What Happens If There Is a Breach of Contract
A contract should be in place anytime two parties enter into an agreement with one another. Having a written record of an agreement protects the rights and obligations of all involved parties and ensures everyone agrees to the same terms. Whether the contract concerns payment for services, renting a unit, or other various responsibilities, a breach of a contract is, unfortunately, a relatively common occurrence, and one that requires competent legal counsel to remedy.
Contract Breach Remedies
A breach of contract may involve denying or refusing to accept the validity of a contract, failing to keep or adhere to a material term of a contract, and/or causing another party to be unable to perform their contractual obligations. It is important to note that not all breaches are created equal, and the consequences of a breach of contract depend on the situation. The types of breach of contract include:
- Material Breach: failure by the defaulting party to carry out their end of the deal.
- Minor Breach: partial breach in which one party considers another party’s work unsuccessful by the contract terms.

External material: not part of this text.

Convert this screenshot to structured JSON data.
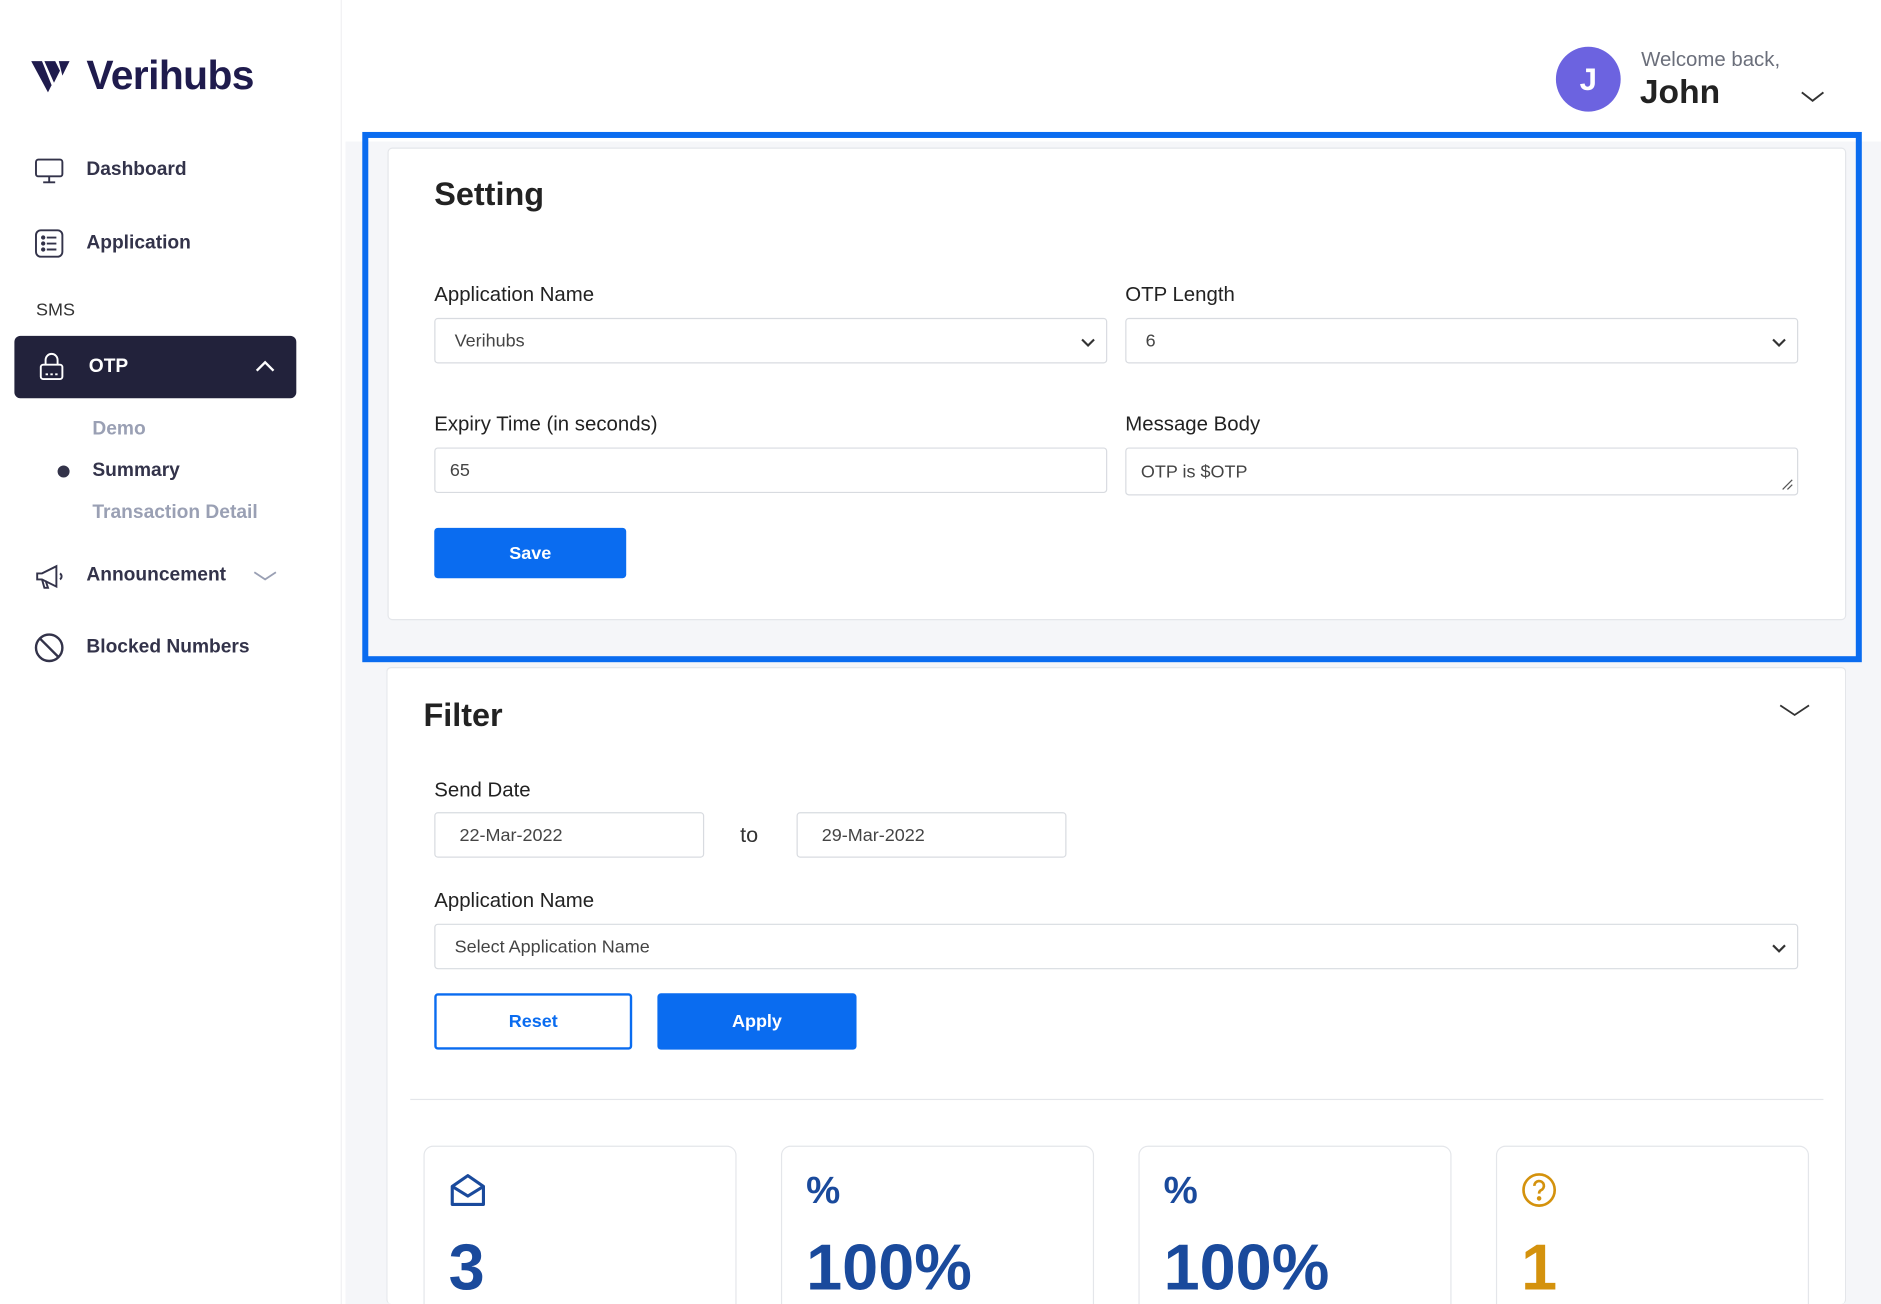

- Anticipatory Breach: when it has become obvious that one of the parties will not complete their end of the contract within the allotted time.
- Fundamental Breach: the very foundation on which the contract was rooted is not supported by one of the parties (i.e. a lease is signed for a unit that does not exist).

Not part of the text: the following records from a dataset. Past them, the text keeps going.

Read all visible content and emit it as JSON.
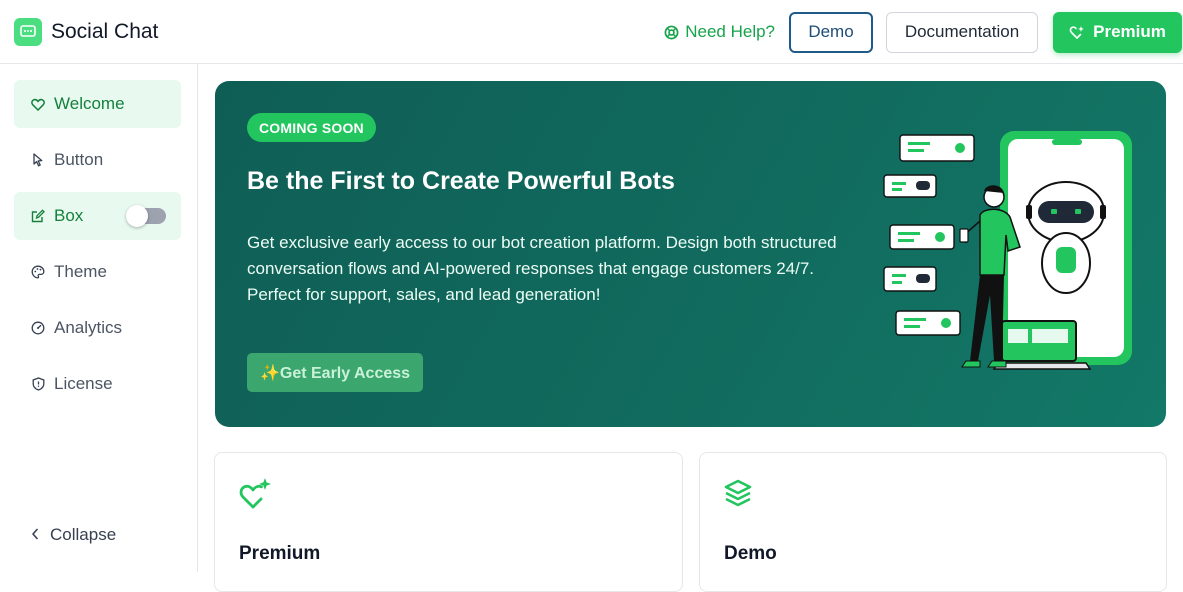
{
  "app": {
    "title": "Social Chat"
  },
  "header": {
    "help_label": "Need Help?",
    "demo_label": "Demo",
    "documentation_label": "Documentation",
    "premium_label": "Premium"
  },
  "sidebar": {
    "items": [
      {
        "label": "Welcome",
        "icon": "heart-icon",
        "active": true
      },
      {
        "label": "Button",
        "icon": "cursor-icon",
        "active": false
      },
      {
        "label": "Box",
        "icon": "edit-box-icon",
        "active": true,
        "toggle_on": false
      },
      {
        "label": "Theme",
        "icon": "palette-icon",
        "active": false
      },
      {
        "label": "Analytics",
        "icon": "gauge-icon",
        "active": false
      },
      {
        "label": "License",
        "icon": "shield-icon",
        "active": false
      }
    ],
    "collapse_label": "Collapse"
  },
  "hero": {
    "badge": "COMING SOON",
    "title": "Be the First to Create Powerful Bots",
    "description": "Get exclusive early access to our bot creation platform. Design both structured conversation flows and AI-powered responses that engage customers 24/7. Perfect for support, sales, and lead generation!",
    "cta_label": "✨Get Early Access"
  },
  "cards": [
    {
      "title": "Premium",
      "icon": "heart-sparkle-icon"
    },
    {
      "title": "Demo",
      "icon": "layers-icon"
    }
  ],
  "colors": {
    "accent": "#22c55e",
    "accent_dark": "#16a34a",
    "hero_bg": "#116b5e",
    "demo_border": "#1e5a8a"
  }
}
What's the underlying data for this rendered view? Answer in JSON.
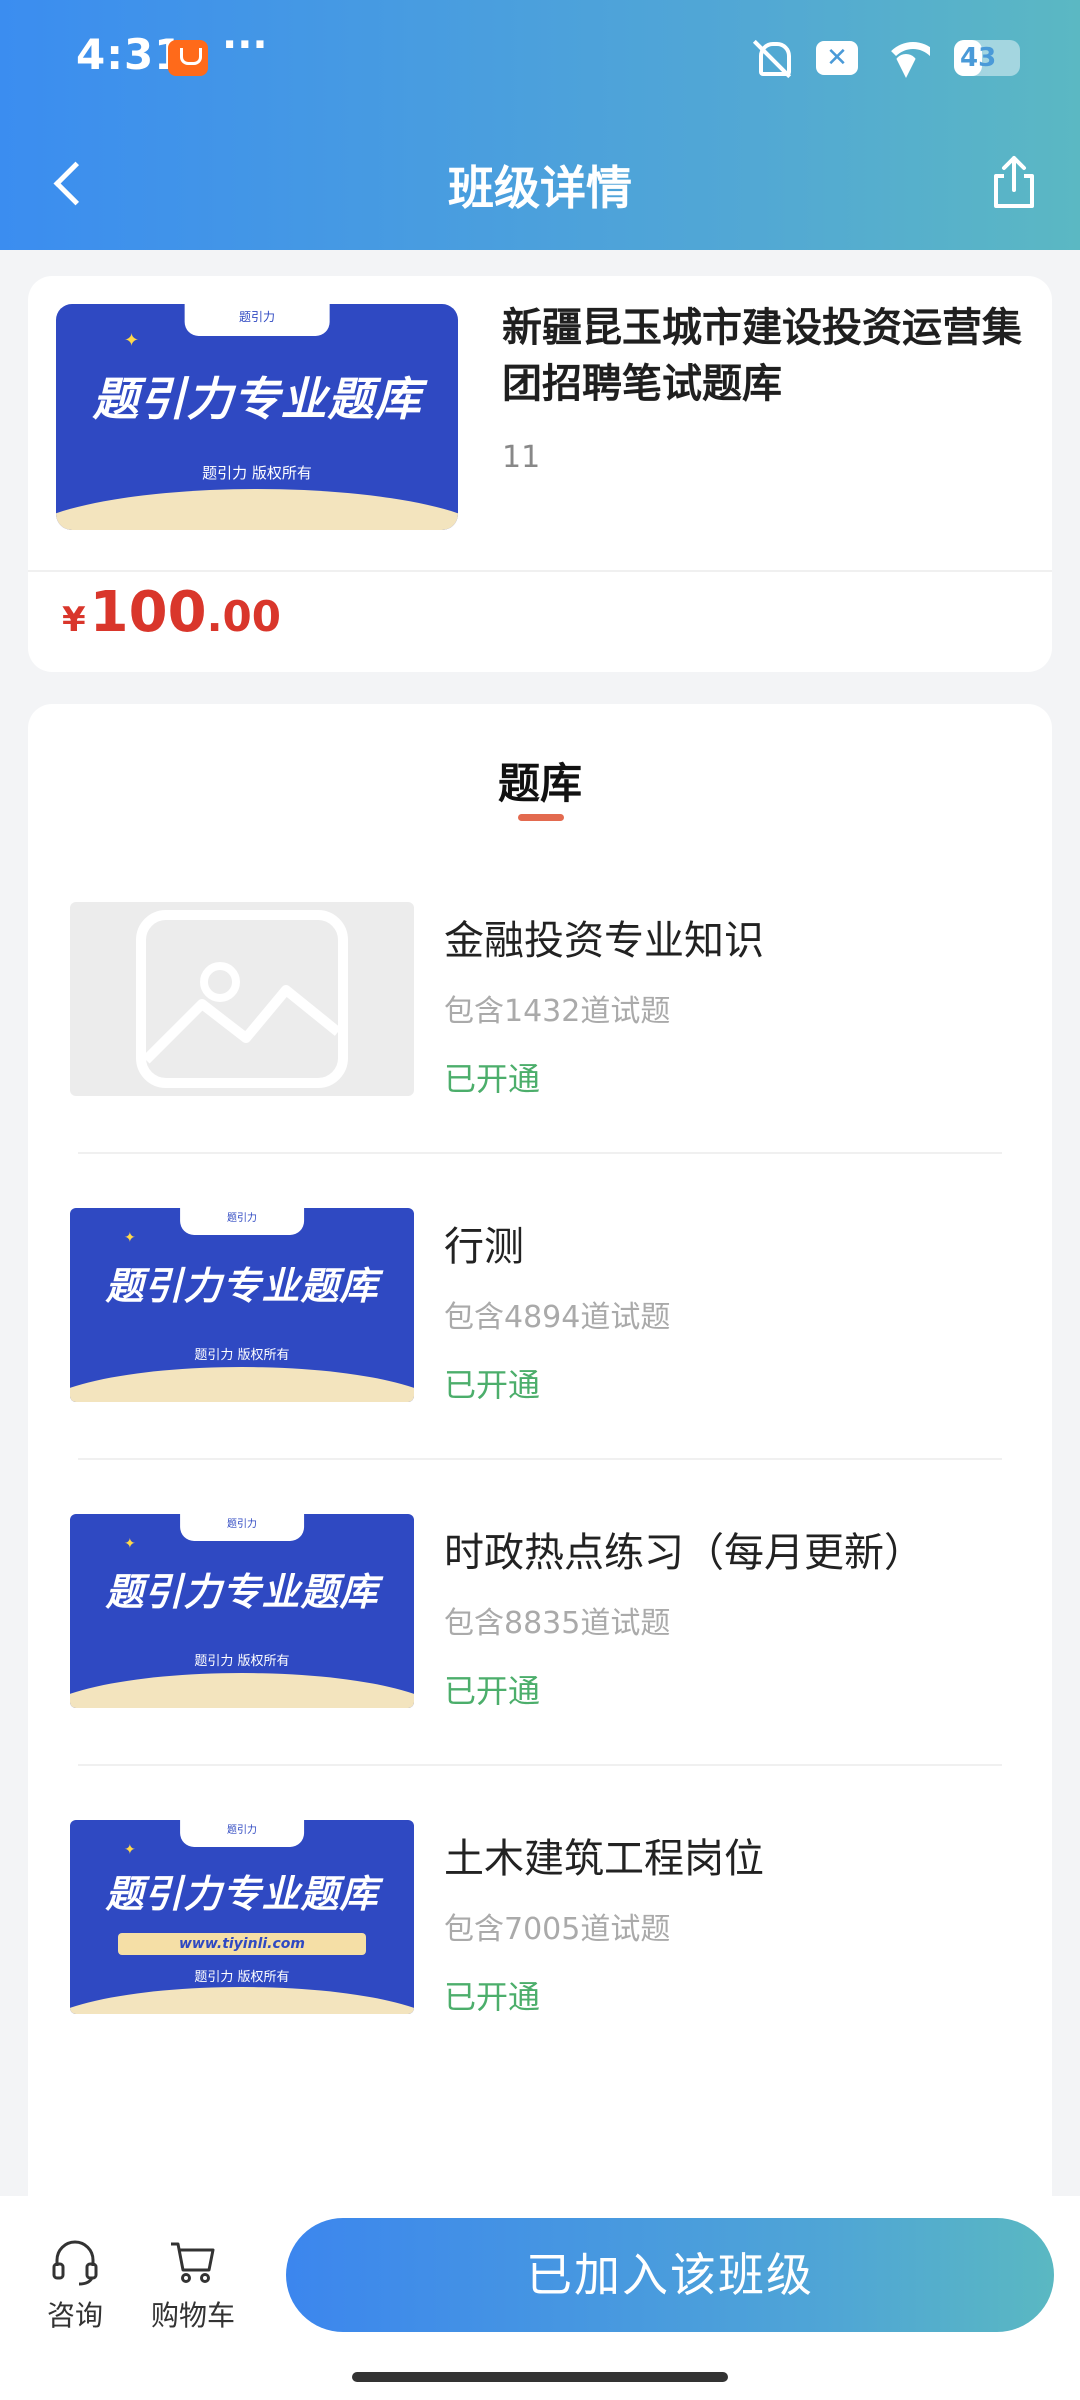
{
  "status_bar": {
    "time": "4:31",
    "dots": "···",
    "x_badge": "✕",
    "battery": "43",
    "battery_level": 0.43
  },
  "header": {
    "title": "班级详情"
  },
  "course": {
    "title": "新疆昆玉城市建设投资运营集团招聘笔试题库",
    "count": "11",
    "price": {
      "symbol": "¥",
      "integer": "100",
      "decimal": ".00"
    },
    "cover": {
      "tab": "题引力",
      "main": "题引力专业题库",
      "sub": "题引力 版权所有"
    }
  },
  "bank_section": {
    "title": "题库",
    "items": [
      {
        "name": "金融投资专业知识",
        "count": "包含1432道试题",
        "status": "已开通",
        "thumb": "placeholder"
      },
      {
        "name": "行测",
        "count": "包含4894道试题",
        "status": "已开通",
        "thumb": "banner",
        "banner": {
          "tab": "题引力",
          "main": "题引力专业题库",
          "sub": "题引力 版权所有"
        }
      },
      {
        "name": "时政热点练习（每月更新）",
        "count": "包含8835道试题",
        "status": "已开通",
        "thumb": "banner",
        "banner": {
          "tab": "题引力",
          "main": "题引力专业题库",
          "sub": "题引力 版权所有"
        }
      },
      {
        "name": "土木建筑工程岗位",
        "count": "包含7005道试题",
        "status": "已开通",
        "thumb": "banner-url",
        "banner": {
          "tab": "题引力",
          "main": "题引力专业题库",
          "url": "www.tiyinli.com",
          "sub": "题引力 版权所有"
        }
      }
    ]
  },
  "bottom_bar": {
    "consult_label": "咨询",
    "cart_label": "购物车",
    "join_label": "已加入该班级"
  },
  "colors": {
    "accent": "#3b8df0",
    "price": "#d9362b",
    "status_green": "#4cae6b",
    "banner_blue": "#2f49c2"
  }
}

The most severe types of breaches are fundamental and material breaches, which are the two most often seen in court. Material breaches allow the non-breaching or non-defaulting party to sue for damages. Fundamental breaches allow the non-breaching or non-defaulting party to invalidate the contract and sue for damages. Anticipatory and minor breaches may not be used to sue for specific performance but may allow the injured to seek monetary damages.
Regardless of which type of contract breach occurs, in order to file a breach of contract lawsuit, the non-breaching or non-defaulting party must have evidentiary support that 1) a contract exists or existed; 2) the contract is and/or was legally binding; 3) the contract terms were not met or abided by the breaching or defaulting party, and 4) that as a result of the failure to abide by the contract has resulted in damages to the non-breaching or non-defaulting party.
How Can The Saade Law Firm, P.A. Help?
As the non-breaching and/or non-defaulting party in a breach of contract matter, aside from the monetary harm, the breach may have caused, it may also feel discouraging and frustrating to know that someone or some entity acted in bad faith and took advantage of the trust that was placed in them. At The Saade Law Firm, P.A., we understand the human and emotional aspects behind these types of cases and are prepared to assist our clients in navigating past those emotions in order to focus on the material facts at issue. Our experienced attorneys will guide the non-breaching and/or non-defaulting party through their legal options. Working with our Miami-based law firm will ensure that the non-breaching or non-defaulting party is made whole and receives the maximum amount of compensatory damages, as well as any other remedy at law or equity that may be available to them.